_ASSIGNMENT_
Please copy out all lines of the entries that contain the word "content".

Top of THE DATA

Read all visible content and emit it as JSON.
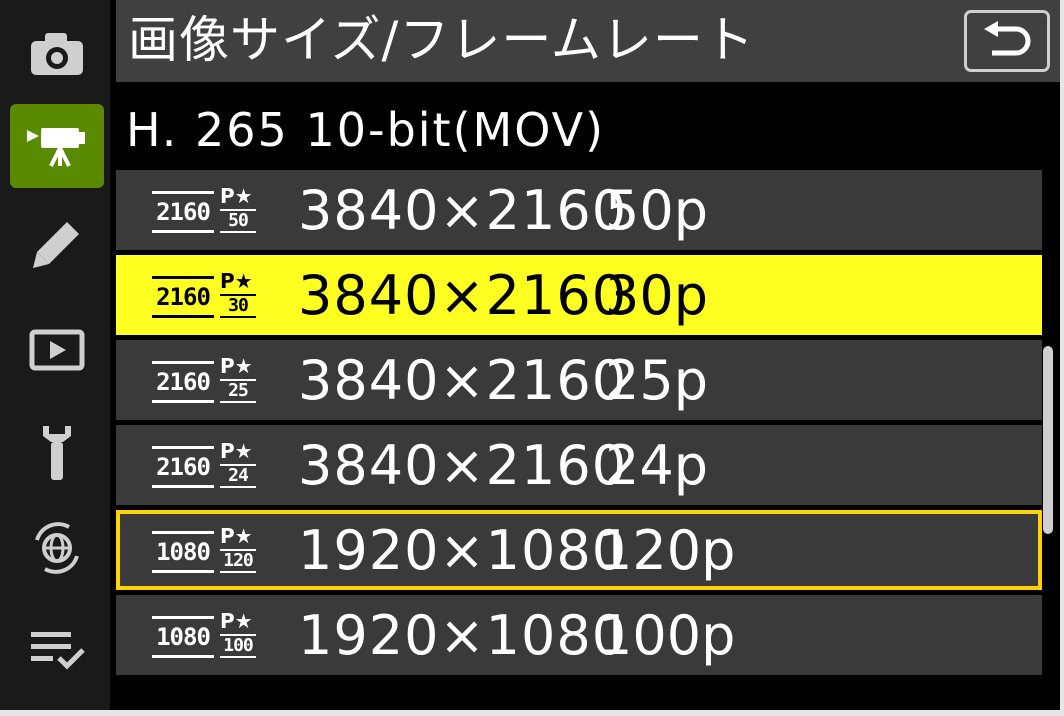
{
  "header": {
    "title": "画像サイズ/フレームレート"
  },
  "subtitle": "H. 265 10-bit(MOV)",
  "sidebar": {
    "items": [
      {
        "icon": "camera-icon"
      },
      {
        "icon": "movie-camera-icon",
        "active": true
      },
      {
        "icon": "pencil-icon"
      },
      {
        "icon": "playback-icon"
      },
      {
        "icon": "wrench-icon"
      },
      {
        "icon": "network-icon"
      },
      {
        "icon": "my-menu-icon"
      }
    ]
  },
  "rows": [
    {
      "badge_res": "2160",
      "badge_p": "P★",
      "badge_fps": "50",
      "resolution": "3840×2160",
      "fps": "50p",
      "state": "normal"
    },
    {
      "badge_res": "2160",
      "badge_p": "P★",
      "badge_fps": "30",
      "resolution": "3840×2160",
      "fps": "30p",
      "state": "selected"
    },
    {
      "badge_res": "2160",
      "badge_p": "P★",
      "badge_fps": "25",
      "resolution": "3840×2160",
      "fps": "25p",
      "state": "normal"
    },
    {
      "badge_res": "2160",
      "badge_p": "P★",
      "badge_fps": "24",
      "resolution": "3840×2160",
      "fps": "24p",
      "state": "normal"
    },
    {
      "badge_res": "1080",
      "badge_p": "P★",
      "badge_fps": "120",
      "resolution": "1920×1080",
      "fps": "120p",
      "state": "highlighted"
    },
    {
      "badge_res": "1080",
      "badge_p": "P★",
      "badge_fps": "100",
      "resolution": "1920×1080",
      "fps": "100p",
      "state": "normal"
    }
  ],
  "colors": {
    "selected_bg": "#ffff21",
    "highlight_border": "#ffd200",
    "active_tab": "#5a8a00"
  }
}
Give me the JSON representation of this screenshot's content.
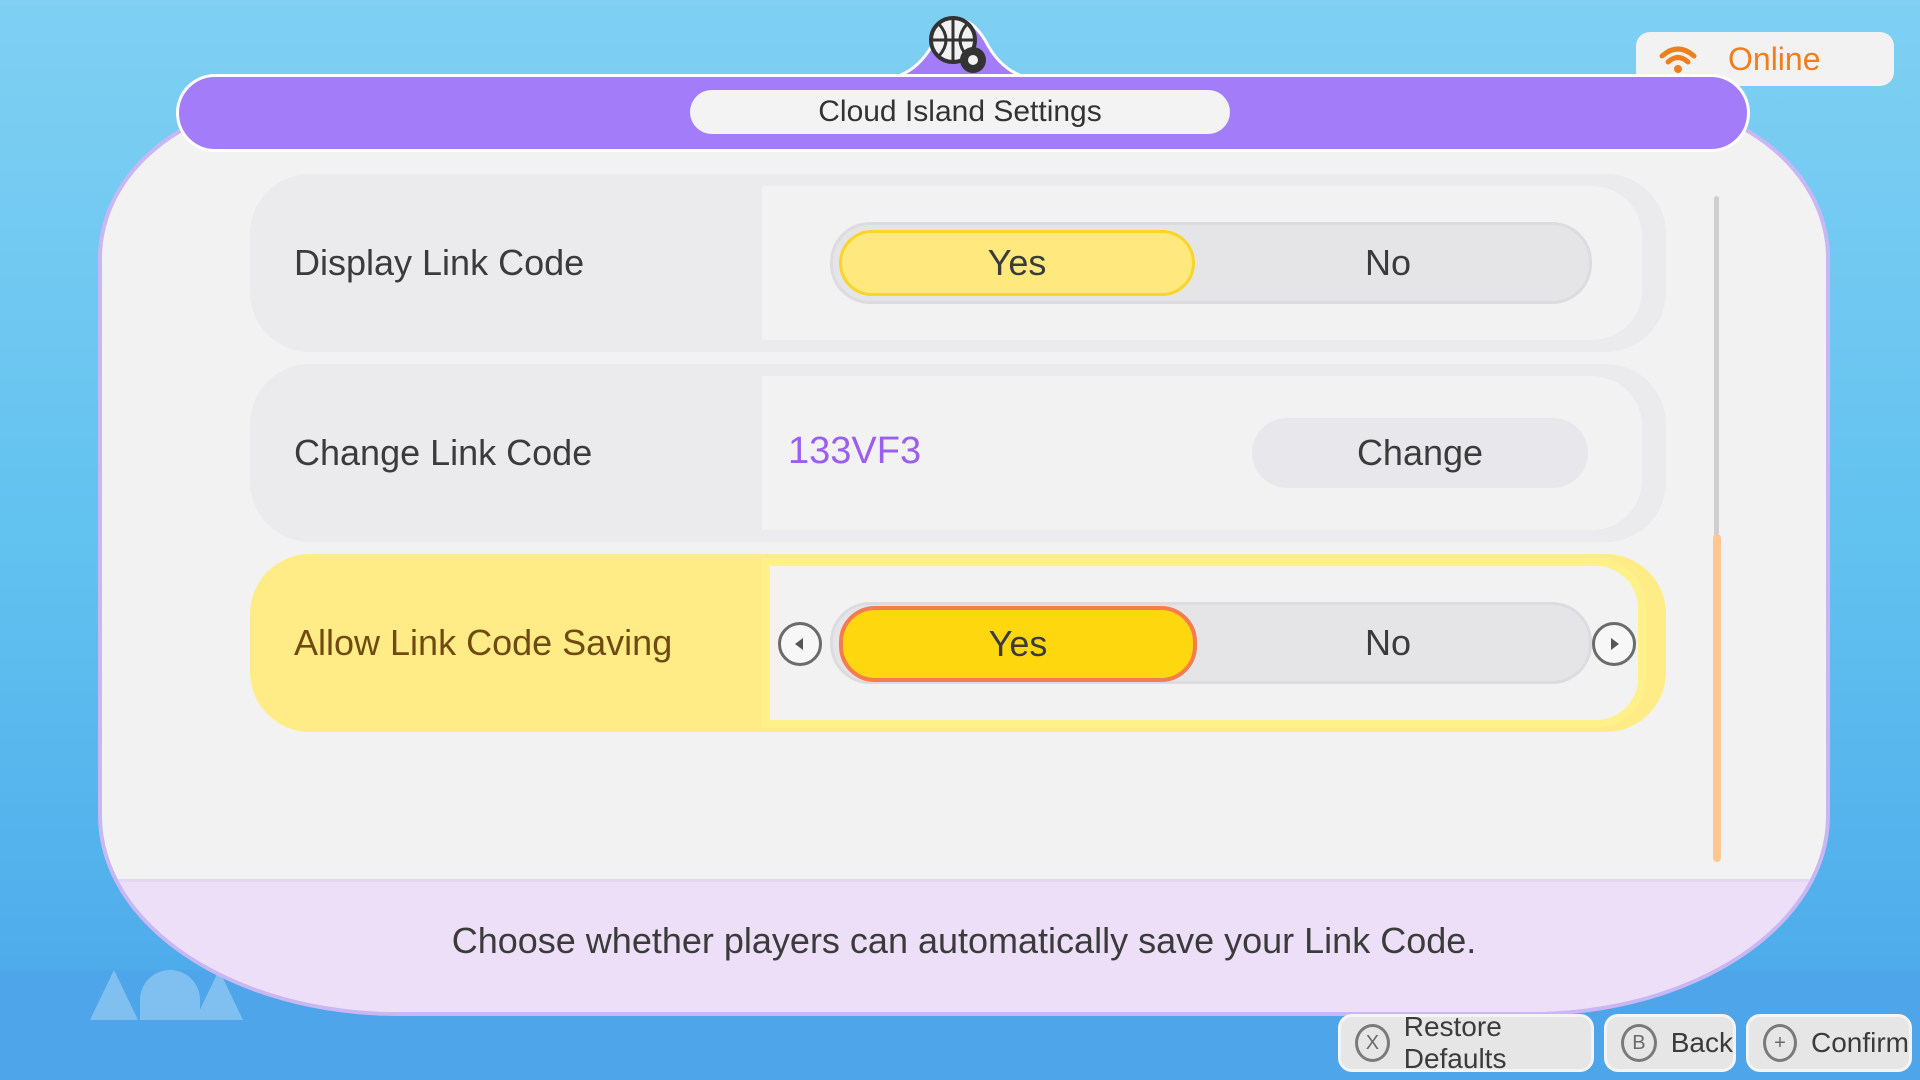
{
  "status": {
    "connection_label": "Online",
    "colors": {
      "accent": "#f07e1c"
    }
  },
  "header": {
    "title": "Cloud Island Settings",
    "icon": "globe-gear-icon"
  },
  "rows": [
    {
      "label": "Display Link Code",
      "options": [
        "Yes",
        "No"
      ],
      "selected": "Yes"
    },
    {
      "label": "Change Link Code",
      "value": "133VF3",
      "button_label": "Change"
    },
    {
      "label": "Allow Link Code Saving",
      "options": [
        "Yes",
        "No"
      ],
      "selected": "Yes"
    }
  ],
  "hint": "Choose whether players can automatically save your Link Code.",
  "controls": [
    {
      "button": "X",
      "label": "Restore Defaults"
    },
    {
      "button": "B",
      "label": "Back"
    },
    {
      "button": "+",
      "label": "Confirm"
    }
  ],
  "colors": {
    "purple": "#a37df9",
    "yellow": "#ffd70f",
    "code": "#9b5ef0"
  }
}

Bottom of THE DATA

_EXERCISE SOLUTION_
Read all visible content and emit it as JSON.
Give me the JSON representation of this screenshot's content.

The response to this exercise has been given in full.